The Obama administration has issued contradictory statements on the high oil prices. On Friday the Obama administration appealed a judge's ruling that the Department of Interior stop holding up the application process of several deepwater drilling permits. The move effectively continues the de facto ban on deepwater drilling in the Gulf. On Sunday however, White House Chief of Staff Bill Daley said the Obama administration is considering tapping into the U.S. Strategic Petroleum Reserve as one way to help ease soaring oil prices.
Interior has imposed a de facto moratorium on deepwater drilling since the BP oil spill last year.
Legally, companies can still apply for permits, but they are generally either refused or held up indefinitely with bureaucratic red tape. Since the spill, only one new permit has been issued -- that occurred last Monday. The recipient was Noble Energy, and for a well partially owned by BP.
The administration's foot-dragging is cutting off access to several large proven reserves, as the Gulf Region accounts for one-third of U.S. crude oil production, according to the U.S. Energy Information Administration.
The SPR is far less useful to the economy than newly producing oil wells.
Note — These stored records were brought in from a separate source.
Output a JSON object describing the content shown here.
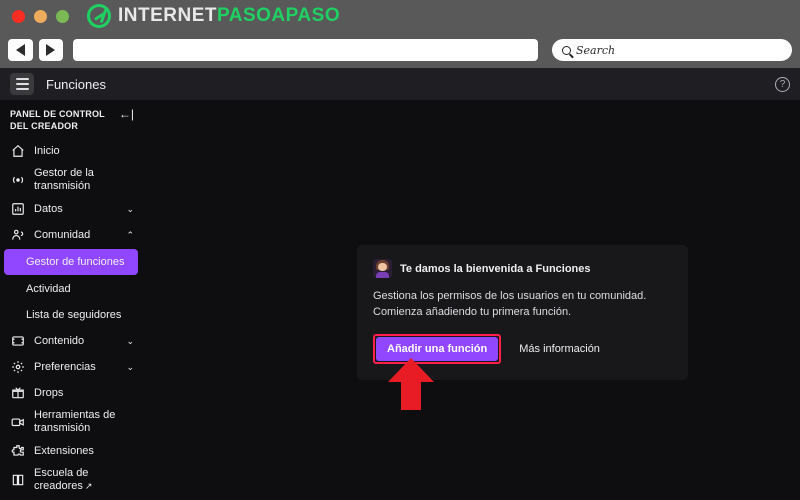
{
  "browser": {
    "traffic_lights": [
      "close-red",
      "minimize-amber",
      "maximize-green"
    ],
    "brand": {
      "part1": "INTERNET",
      "part2": "PASOAPASO"
    },
    "back_label": "◀",
    "forward_label": "▶",
    "url_value": "",
    "url_placeholder": "",
    "search_placeholder": "Search",
    "search_value": "Search"
  },
  "page_header": {
    "menu_icon": "hamburger-icon",
    "title": "Funciones",
    "help_icon": "?"
  },
  "sidebar": {
    "title": "PANEL DE CONTROL DEL CREADOR",
    "collapse_icon": "collapse-left-icon",
    "items": [
      {
        "label": "Inicio",
        "icon": "home-icon",
        "chevron": "",
        "active": false,
        "sub": false,
        "external": false
      },
      {
        "label": "Gestor de la transmisión",
        "icon": "broadcast-icon",
        "chevron": "",
        "active": false,
        "sub": false,
        "external": false
      },
      {
        "label": "Datos",
        "icon": "chart-icon",
        "chevron": "⌄",
        "active": false,
        "sub": false,
        "external": false
      },
      {
        "label": "Comunidad",
        "icon": "community-icon",
        "chevron": "⌃",
        "active": false,
        "sub": false,
        "external": false
      },
      {
        "label": "Gestor de funciones",
        "icon": "",
        "chevron": "",
        "active": true,
        "sub": true,
        "external": false
      },
      {
        "label": "Actividad",
        "icon": "",
        "chevron": "",
        "active": false,
        "sub": true,
        "external": false
      },
      {
        "label": "Lista de seguidores",
        "icon": "",
        "chevron": "",
        "active": false,
        "sub": true,
        "external": false
      },
      {
        "label": "Contenido",
        "icon": "content-icon",
        "chevron": "⌄",
        "active": false,
        "sub": false,
        "external": false
      },
      {
        "label": "Preferencias",
        "icon": "gear-icon",
        "chevron": "⌄",
        "active": false,
        "sub": false,
        "external": false
      },
      {
        "label": "Drops",
        "icon": "gift-icon",
        "chevron": "",
        "active": false,
        "sub": false,
        "external": false
      },
      {
        "label": "Herramientas de transmisión",
        "icon": "video-camera-icon",
        "chevron": "",
        "active": false,
        "sub": false,
        "external": false
      },
      {
        "label": "Extensiones",
        "icon": "puzzle-icon",
        "chevron": "",
        "active": false,
        "sub": false,
        "external": false
      },
      {
        "label": "Escuela de creadores",
        "icon": "book-icon",
        "chevron": "",
        "active": false,
        "sub": false,
        "external": true
      }
    ]
  },
  "modal": {
    "avatar_icon": "waving-person-avatar",
    "title": "Te damos la bienvenida a Funciones",
    "body": "Gestiona los permisos de los usuarios en tu comunidad. Comienza añadiendo tu primera función.",
    "primary_button": "Añadir una función",
    "secondary_link": "Más información"
  },
  "annotation": {
    "arrow": "red-up-arrow",
    "highlight": "red-rectangle-around-primary-button"
  },
  "colors": {
    "accent_purple": "#9147ff",
    "annotation_red": "#e81c24",
    "highlight_magenta": "#ff1f4b",
    "brand_green": "#1fd163",
    "page_bg": "#0e0e10",
    "modal_bg": "#18181b",
    "chrome_gray": "#595959"
  }
}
It holds only 726.7 million barrels -- that's enough to keep running America for 34 days in the event of a catastrophic oil cutoff, but the distribution capacity is limited, allowing for only 4.4 million barrels of oil to be withdrawn each day.
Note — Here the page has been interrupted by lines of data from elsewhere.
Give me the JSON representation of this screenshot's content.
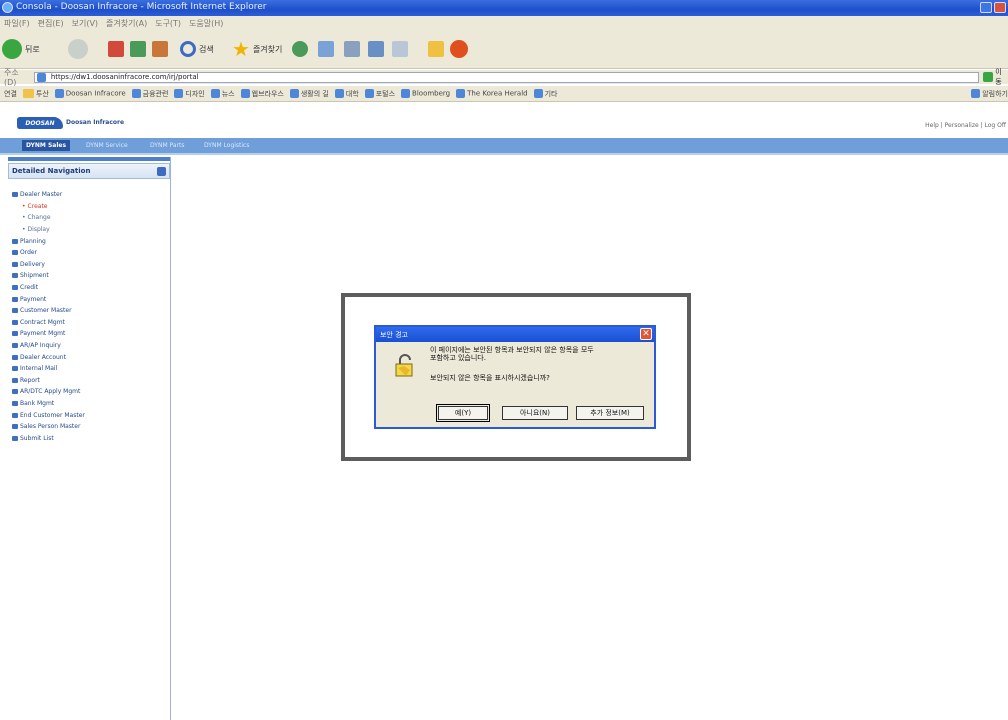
{
  "browser": {
    "window_title": "Consola - Doosan Infracore - Microsoft Internet Explorer",
    "menu": [
      "파일(F)",
      "편집(E)",
      "보기(V)",
      "즐겨찾기(A)",
      "도구(T)",
      "도움말(H)"
    ],
    "back_label": "뒤로",
    "search_label": "검색",
    "favorites_label": "즐겨찾기",
    "address_label": "주소(D)",
    "address_url": "https://dw1.doosaninfracore.com/irj/portal",
    "go_label": "이동",
    "links_label": "연결",
    "links": [
      "투산",
      "Doosan Infracore",
      "금융관련",
      "디자인",
      "뉴스",
      "웹브라우스",
      "생활의 길",
      "대학",
      "포털스",
      "Bloomberg",
      "The Korea Herald",
      "기타"
    ],
    "links_extra": "알림하기"
  },
  "portal": {
    "logo_text": "DOOSAN",
    "brand": "Doosan Infracore",
    "header_links": "Help | Personalize | Log Off",
    "tabs": [
      "DYNM Sales",
      "DYNM Service",
      "DYNM Parts",
      "DYNM Logistics"
    ],
    "nav_title": "Detailed Navigation",
    "nav_items": [
      {
        "label": "Dealer Master",
        "level": 0,
        "active": false
      },
      {
        "label": "Create",
        "level": 1,
        "active": true
      },
      {
        "label": "Change",
        "level": 1,
        "active": false
      },
      {
        "label": "Display",
        "level": 1,
        "active": false
      },
      {
        "label": "Planning",
        "level": 0,
        "active": false
      },
      {
        "label": "Order",
        "level": 0,
        "active": false
      },
      {
        "label": "Delivery",
        "level": 0,
        "active": false
      },
      {
        "label": "Shipment",
        "level": 0,
        "active": false
      },
      {
        "label": "Credit",
        "level": 0,
        "active": false
      },
      {
        "label": "Payment",
        "level": 0,
        "active": false
      },
      {
        "label": "Customer Master",
        "level": 0,
        "active": false
      },
      {
        "label": "Contract Mgmt",
        "level": 0,
        "active": false
      },
      {
        "label": "Payment Mgmt",
        "level": 0,
        "active": false
      },
      {
        "label": "AR/AP Inquiry",
        "level": 0,
        "active": false
      },
      {
        "label": "Dealer Account",
        "level": 0,
        "active": false
      },
      {
        "label": "Internal Mail",
        "level": 0,
        "active": false
      },
      {
        "label": "Report",
        "level": 0,
        "active": false
      },
      {
        "label": "AR/DTC Apply Mgmt",
        "level": 0,
        "active": false
      },
      {
        "label": "Bank Mgmt",
        "level": 0,
        "active": false
      },
      {
        "label": "End Customer Master",
        "level": 0,
        "active": false
      },
      {
        "label": "Sales Person Master",
        "level": 0,
        "active": false
      },
      {
        "label": "Submit List",
        "level": 0,
        "active": false
      }
    ]
  },
  "dialog": {
    "title": "보안 경고",
    "message_line1": "이 페이지에는 보안된 항목과 보안되지 않은 항목을 모두",
    "message_line2": "포함하고 있습니다.",
    "question": "보안되지 않은 항목을 표시하시겠습니까?",
    "buttons": {
      "yes": "예(Y)",
      "no": "아니요(N)",
      "more_info": "추가 정보(M)"
    }
  }
}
If the administration wants to create a more permanent solution to high oil prices then they should stop blocking attempts to reach more oil. Even if the SPR is utilized, it's ultimately a temporary solution, as eventually the reserves will run out. In the event of a protracted civil war in Libya, our government could be forced to replenish the SPR later at the same sky-high prices we are experiencing now. On the other hand, new deepwater wells and broadly expanded drilling would give American firms an opportunity to hire more workers to good paying jobs, cash in now while the market is hot (instead of increasing supply from foreign sources) and save our emergency reserve for a real emergency.